(Website and app data records)
+ + + + + + +

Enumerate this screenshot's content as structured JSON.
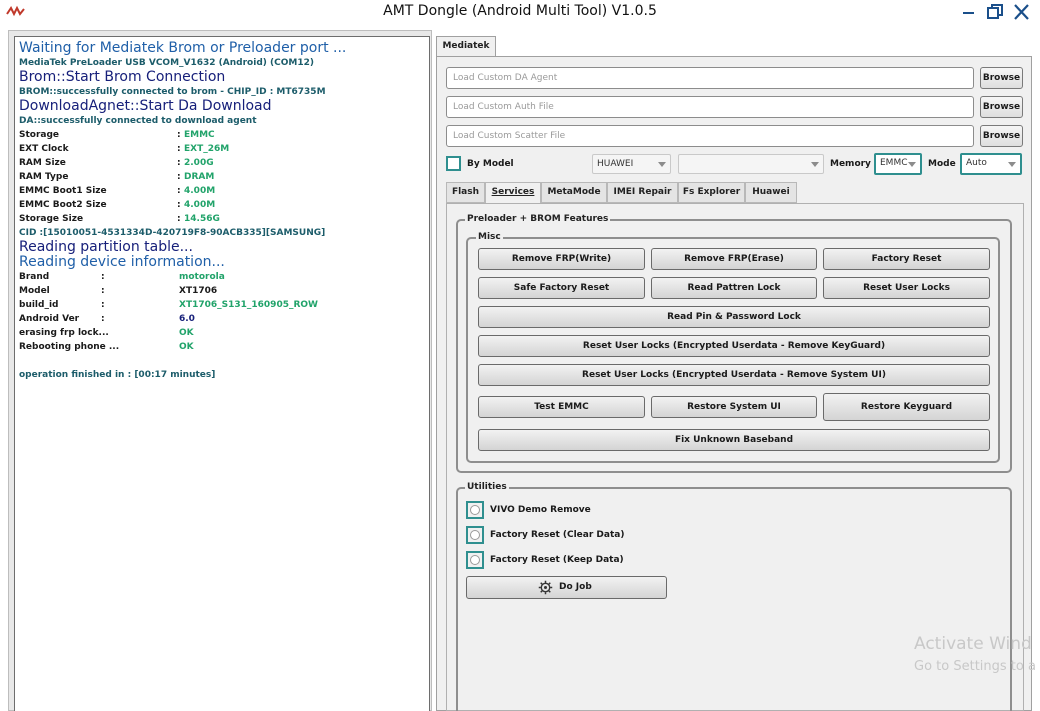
{
  "window": {
    "title": "AMT Dongle (Android Multi Tool) V1.0.5",
    "minimize_icon": "minimize-icon",
    "restore_icon": "restore-icon",
    "close_icon": "close-icon"
  },
  "log": {
    "lines": {
      "l1": "Waiting for Mediatek Brom or Preloader port ...",
      "l2": "MediaTek PreLoader USB VCOM_V1632 (Android) (COM12)",
      "l3": "Brom::Start Brom Connection",
      "l4": "BROM::successfully connected to brom - CHIP_ID : MT6735M",
      "l5": "DownloadAgnet::Start Da Download",
      "l6": "DA::successfully connected to download agent",
      "cid": "CID :[15010051-4531334D-420719F8-90ACB335][SAMSUNG]",
      "l7": "Reading partition table...",
      "l8": "Reading device information...",
      "finished": "operation finished in : [00:17 minutes]"
    },
    "storage_info": [
      {
        "key": "Storage",
        "sep": ":",
        "value": "EMMC"
      },
      {
        "key": "EXT Clock",
        "sep": ":",
        "value": "EXT_26M"
      },
      {
        "key": "RAM Size",
        "sep": ":",
        "value": "2.00G"
      },
      {
        "key": "RAM Type",
        "sep": ":",
        "value": "DRAM"
      },
      {
        "key": "EMMC Boot1 Size",
        "sep": ":",
        "value": "4.00M"
      },
      {
        "key": "EMMC Boot2 Size",
        "sep": ":",
        "value": "4.00M"
      },
      {
        "key": "Storage Size",
        "sep": ":",
        "value": "14.56G"
      }
    ],
    "device_info": [
      {
        "key": "Brand",
        "sep": ":",
        "value": "motorola"
      },
      {
        "key": "Model",
        "sep": ":",
        "value": "XT1706"
      },
      {
        "key": "build_id",
        "sep": ":",
        "value": "XT1706_S131_160905_ROW"
      },
      {
        "key": "Android Ver",
        "sep": ":",
        "value": "6.0"
      },
      {
        "key": "erasing frp lock...",
        "sep": "",
        "value": "OK"
      },
      {
        "key": "Rebooting phone ...",
        "sep": "",
        "value": "OK"
      }
    ]
  },
  "tabs": {
    "main": "Mediatek",
    "sub": [
      "Flash",
      "Services",
      "MetaMode",
      "IMEI Repair",
      "Fs Explorer",
      "Huawei"
    ]
  },
  "files": {
    "da_placeholder": "Load Custom DA Agent",
    "auth_placeholder": "Load Custom Auth File",
    "scatter_placeholder": "Load Custom Scatter File",
    "browse_label": "Browse"
  },
  "options": {
    "by_model_label": "By Model",
    "brand_value": "HUAWEI",
    "model_value": "",
    "memory_label": "Memory",
    "memory_value": "EMMC",
    "mode_label": "Mode",
    "mode_value": "Auto"
  },
  "features": {
    "group_title": "Preloader + BROM Features",
    "misc_title": "Misc",
    "buttons": {
      "remove_frp_write": "Remove FRP(Write)",
      "remove_frp_erase": "Remove FRP(Erase)",
      "factory_reset": "Factory Reset",
      "safe_factory_reset": "Safe Factory Reset",
      "read_pattren_lock": "Read Pattren Lock",
      "reset_user_locks": "Reset User Locks",
      "read_pin_password": "Read Pin & Password Lock",
      "reset_locks_keyguard": "Reset User Locks (Encrypted Userdata - Remove KeyGuard)",
      "reset_locks_systemui": "Reset User Locks (Encrypted Userdata - Remove System UI)",
      "test_emmc": "Test EMMC",
      "restore_system_ui": "Restore System UI",
      "restore_keyguard": "Restore Keyguard",
      "fix_baseband": "Fix Unknown Baseband"
    }
  },
  "utilities": {
    "title": "Utilities",
    "options": [
      "VIVO Demo Remove",
      "Factory Reset (Clear Data)",
      "Factory Reset (Keep Data)"
    ],
    "do_job_label": "Do Job",
    "do_job_icon": "gear-icon"
  },
  "watermark": {
    "line1": "Activate Wind",
    "line2": "Go to Settings to a"
  },
  "colors": {
    "log_blue": "#1f5fa8",
    "log_navy": "#17207a",
    "log_green": "#21a36a",
    "accent_teal": "#2f8f8f",
    "window_icons": "#1a4f8a"
  }
}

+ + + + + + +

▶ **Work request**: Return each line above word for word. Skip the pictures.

▶ **Solution to the problem**:
Enumerate this screenshot's content as structured JSON.
{
  "window": {
    "title": "AMT Dongle (Android Multi Tool) V1.0.5",
    "minimize_icon": "minimize-icon",
    "restore_icon": "restore-icon",
    "close_icon": "close-icon"
  },
  "log": {
    "lines": {
      "l1": "Waiting for Mediatek Brom or Preloader port ...",
      "l2": "MediaTek PreLoader USB VCOM_V1632 (Android) (COM12)",
      "l3": "Brom::Start Brom Connection",
      "l4": "BROM::successfully connected to brom - CHIP_ID : MT6735M",
      "l5": "DownloadAgnet::Start Da Download",
      "l6": "DA::successfully connected to download agent",
      "cid": "CID :[15010051-4531334D-420719F8-90ACB335][SAMSUNG]",
      "l7": "Reading partition table...",
      "l8": "Reading device information...",
      "finished": "operation finished in : [00:17 minutes]"
    },
    "storage_info": [
      {
        "key": "Storage",
        "sep": ":",
        "value": "EMMC"
      },
      {
        "key": "EXT Clock",
        "sep": ":",
        "value": "EXT_26M"
      },
      {
        "key": "RAM Size",
        "sep": ":",
        "value": "2.00G"
      },
      {
        "key": "RAM Type",
        "sep": ":",
        "value": "DRAM"
      },
      {
        "key": "EMMC Boot1 Size",
        "sep": ":",
        "value": "4.00M"
      },
      {
        "key": "EMMC Boot2 Size",
        "sep": ":",
        "value": "4.00M"
      },
      {
        "key": "Storage Size",
        "sep": ":",
        "value": "14.56G"
      }
    ],
    "device_info": [
      {
        "key": "Brand",
        "sep": ":",
        "value": "motorola"
      },
      {
        "key": "Model",
        "sep": ":",
        "value": "XT1706"
      },
      {
        "key": "build_id",
        "sep": ":",
        "value": "XT1706_S131_160905_ROW"
      },
      {
        "key": "Android Ver",
        "sep": ":",
        "value": "6.0"
      },
      {
        "key": "erasing frp lock...",
        "sep": "",
        "value": "OK"
      },
      {
        "key": "Rebooting phone ...",
        "sep": "",
        "value": "OK"
      }
    ]
  },
  "tabs": {
    "main": "Mediatek",
    "sub": [
      "Flash",
      "Services",
      "MetaMode",
      "IMEI Repair",
      "Fs Explorer",
      "Huawei"
    ]
  },
  "files": {
    "da_placeholder": "Load Custom DA Agent",
    "auth_placeholder": "Load Custom Auth File",
    "scatter_placeholder": "Load Custom Scatter File",
    "browse_label": "Browse"
  },
  "options": {
    "by_model_label": "By Model",
    "brand_value": "HUAWEI",
    "model_value": "",
    "memory_label": "Memory",
    "memory_value": "EMMC",
    "mode_label": "Mode",
    "mode_value": "Auto"
  },
  "features": {
    "group_title": "Preloader + BROM Features",
    "misc_title": "Misc",
    "buttons": {
      "remove_frp_write": "Remove FRP(Write)",
      "remove_frp_erase": "Remove FRP(Erase)",
      "factory_reset": "Factory Reset",
      "safe_factory_reset": "Safe Factory Reset",
      "read_pattren_lock": "Read Pattren Lock",
      "reset_user_locks": "Reset User Locks",
      "read_pin_password": "Read Pin & Password Lock",
      "reset_locks_keyguard": "Reset User Locks (Encrypted Userdata - Remove KeyGuard)",
      "reset_locks_systemui": "Reset User Locks (Encrypted Userdata - Remove System UI)",
      "test_emmc": "Test EMMC",
      "restore_system_ui": "Restore System UI",
      "restore_keyguard": "Restore Keyguard",
      "fix_baseband": "Fix Unknown Baseband"
    }
  },
  "utilities": {
    "title": "Utilities",
    "options": [
      "VIVO Demo Remove",
      "Factory Reset (Clear Data)",
      "Factory Reset (Keep Data)"
    ],
    "do_job_label": "Do Job",
    "do_job_icon": "gear-icon"
  },
  "watermark": {
    "line1": "Activate Wind",
    "line2": "Go to Settings to a"
  },
  "colors": {
    "log_blue": "#1f5fa8",
    "log_navy": "#17207a",
    "log_green": "#21a36a",
    "accent_teal": "#2f8f8f",
    "window_icons": "#1a4f8a"
  }
}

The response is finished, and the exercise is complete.